___ Task input ___

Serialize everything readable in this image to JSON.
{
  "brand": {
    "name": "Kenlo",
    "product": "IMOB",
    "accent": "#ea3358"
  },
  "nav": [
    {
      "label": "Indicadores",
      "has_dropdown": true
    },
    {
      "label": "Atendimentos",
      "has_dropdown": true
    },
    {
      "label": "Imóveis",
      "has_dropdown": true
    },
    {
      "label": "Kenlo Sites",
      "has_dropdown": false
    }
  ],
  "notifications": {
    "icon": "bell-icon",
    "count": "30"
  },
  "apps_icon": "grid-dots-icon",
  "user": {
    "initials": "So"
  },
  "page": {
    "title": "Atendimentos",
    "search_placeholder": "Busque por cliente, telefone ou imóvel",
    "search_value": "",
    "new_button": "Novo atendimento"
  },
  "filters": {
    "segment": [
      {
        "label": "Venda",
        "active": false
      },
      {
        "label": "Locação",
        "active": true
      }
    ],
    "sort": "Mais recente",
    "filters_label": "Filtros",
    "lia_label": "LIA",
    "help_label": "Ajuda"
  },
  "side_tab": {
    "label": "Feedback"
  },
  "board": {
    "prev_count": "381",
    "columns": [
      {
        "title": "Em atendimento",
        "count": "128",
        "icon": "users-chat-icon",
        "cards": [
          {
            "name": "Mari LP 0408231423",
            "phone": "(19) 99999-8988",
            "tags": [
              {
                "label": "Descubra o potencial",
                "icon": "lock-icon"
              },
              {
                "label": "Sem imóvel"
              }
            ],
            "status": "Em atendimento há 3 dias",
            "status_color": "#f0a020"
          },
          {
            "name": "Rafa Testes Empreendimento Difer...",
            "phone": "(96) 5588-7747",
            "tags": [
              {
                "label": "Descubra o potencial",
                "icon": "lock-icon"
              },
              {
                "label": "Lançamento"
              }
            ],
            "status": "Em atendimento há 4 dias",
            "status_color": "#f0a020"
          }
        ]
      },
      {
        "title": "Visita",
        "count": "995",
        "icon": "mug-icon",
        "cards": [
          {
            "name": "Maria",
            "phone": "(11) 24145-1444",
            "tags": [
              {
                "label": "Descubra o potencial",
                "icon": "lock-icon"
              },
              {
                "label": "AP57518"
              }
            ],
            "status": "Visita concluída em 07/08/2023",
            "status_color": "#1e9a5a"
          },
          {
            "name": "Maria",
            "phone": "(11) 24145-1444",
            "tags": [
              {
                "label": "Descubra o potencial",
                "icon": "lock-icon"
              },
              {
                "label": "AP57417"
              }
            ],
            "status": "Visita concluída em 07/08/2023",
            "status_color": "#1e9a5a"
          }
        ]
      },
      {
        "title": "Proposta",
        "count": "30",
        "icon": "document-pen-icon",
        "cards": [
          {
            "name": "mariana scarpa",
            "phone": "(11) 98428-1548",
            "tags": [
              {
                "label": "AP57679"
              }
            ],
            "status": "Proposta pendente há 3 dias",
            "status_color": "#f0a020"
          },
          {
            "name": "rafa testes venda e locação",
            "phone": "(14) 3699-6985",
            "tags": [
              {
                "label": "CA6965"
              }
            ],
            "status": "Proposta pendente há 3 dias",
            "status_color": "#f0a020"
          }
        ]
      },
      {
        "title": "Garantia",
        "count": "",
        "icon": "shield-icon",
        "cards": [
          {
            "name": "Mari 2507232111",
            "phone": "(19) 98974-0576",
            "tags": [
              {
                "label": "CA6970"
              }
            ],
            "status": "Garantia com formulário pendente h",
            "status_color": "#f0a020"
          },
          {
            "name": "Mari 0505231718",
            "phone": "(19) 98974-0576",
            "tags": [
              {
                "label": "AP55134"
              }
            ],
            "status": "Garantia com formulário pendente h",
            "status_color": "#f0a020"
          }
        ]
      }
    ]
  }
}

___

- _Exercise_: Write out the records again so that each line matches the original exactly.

- _Output of the task_:
Serialize everything readable in this image to JSON.
{
  "brand": {
    "name": "Kenlo",
    "product": "IMOB",
    "accent": "#ea3358"
  },
  "nav": [
    {
      "label": "Indicadores",
      "has_dropdown": true
    },
    {
      "label": "Atendimentos",
      "has_dropdown": true
    },
    {
      "label": "Imóveis",
      "has_dropdown": true
    },
    {
      "label": "Kenlo Sites",
      "has_dropdown": false
    }
  ],
  "notifications": {
    "icon": "bell-icon",
    "count": "30"
  },
  "apps_icon": "grid-dots-icon",
  "user": {
    "initials": "So"
  },
  "page": {
    "title": "Atendimentos",
    "search_placeholder": "Busque por cliente, telefone ou imóvel",
    "search_value": "",
    "new_button": "Novo atendimento"
  },
  "filters": {
    "segment": [
      {
        "label": "Venda",
        "active": false
      },
      {
        "label": "Locação",
        "active": true
      }
    ],
    "sort": "Mais recente",
    "filters_label": "Filtros",
    "lia_label": "LIA",
    "help_label": "Ajuda"
  },
  "side_tab": {
    "label": "Feedback"
  },
  "board": {
    "prev_count": "381",
    "columns": [
      {
        "title": "Em atendimento",
        "count": "128",
        "icon": "users-chat-icon",
        "cards": [
          {
            "name": "Mari LP 0408231423",
            "phone": "(19) 99999-8988",
            "tags": [
              {
                "label": "Descubra o potencial",
                "icon": "lock-icon"
              },
              {
                "label": "Sem imóvel"
              }
            ],
            "status": "Em atendimento há 3 dias",
            "status_color": "#f0a020"
          },
          {
            "name": "Rafa Testes Empreendimento Difer...",
            "phone": "(96) 5588-7747",
            "tags": [
              {
                "label": "Descubra o potencial",
                "icon": "lock-icon"
              },
              {
                "label": "Lançamento"
              }
            ],
            "status": "Em atendimento há 4 dias",
            "status_color": "#f0a020"
          }
        ]
      },
      {
        "title": "Visita",
        "count": "995",
        "icon": "mug-icon",
        "cards": [
          {
            "name": "Maria",
            "phone": "(11) 24145-1444",
            "tags": [
              {
                "label": "Descubra o potencial",
                "icon": "lock-icon"
              },
              {
                "label": "AP57518"
              }
            ],
            "status": "Visita concluída em 07/08/2023",
            "status_color": "#1e9a5a"
          },
          {
            "name": "Maria",
            "phone": "(11) 24145-1444",
            "tags": [
              {
                "label": "Descubra o potencial",
                "icon": "lock-icon"
              },
              {
                "label": "AP57417"
              }
            ],
            "status": "Visita concluída em 07/08/2023",
            "status_color": "#1e9a5a"
          }
        ]
      },
      {
        "title": "Proposta",
        "count": "30",
        "icon": "document-pen-icon",
        "cards": [
          {
            "name": "mariana scarpa",
            "phone": "(11) 98428-1548",
            "tags": [
              {
                "label": "AP57679"
              }
            ],
            "status": "Proposta pendente há 3 dias",
            "status_color": "#f0a020"
          },
          {
            "name": "rafa testes venda e locação",
            "phone": "(14) 3699-6985",
            "tags": [
              {
                "label": "CA6965"
              }
            ],
            "status": "Proposta pendente há 3 dias",
            "status_color": "#f0a020"
          }
        ]
      },
      {
        "title": "Garantia",
        "count": "",
        "icon": "shield-icon",
        "cards": [
          {
            "name": "Mari 2507232111",
            "phone": "(19) 98974-0576",
            "tags": [
              {
                "label": "CA6970"
              }
            ],
            "status": "Garantia com formulário pendente h",
            "status_color": "#f0a020"
          },
          {
            "name": "Mari 0505231718",
            "phone": "(19) 98974-0576",
            "tags": [
              {
                "label": "AP55134"
              }
            ],
            "status": "Garantia com formulário pendente h",
            "status_color": "#f0a020"
          }
        ]
      }
    ]
  }
}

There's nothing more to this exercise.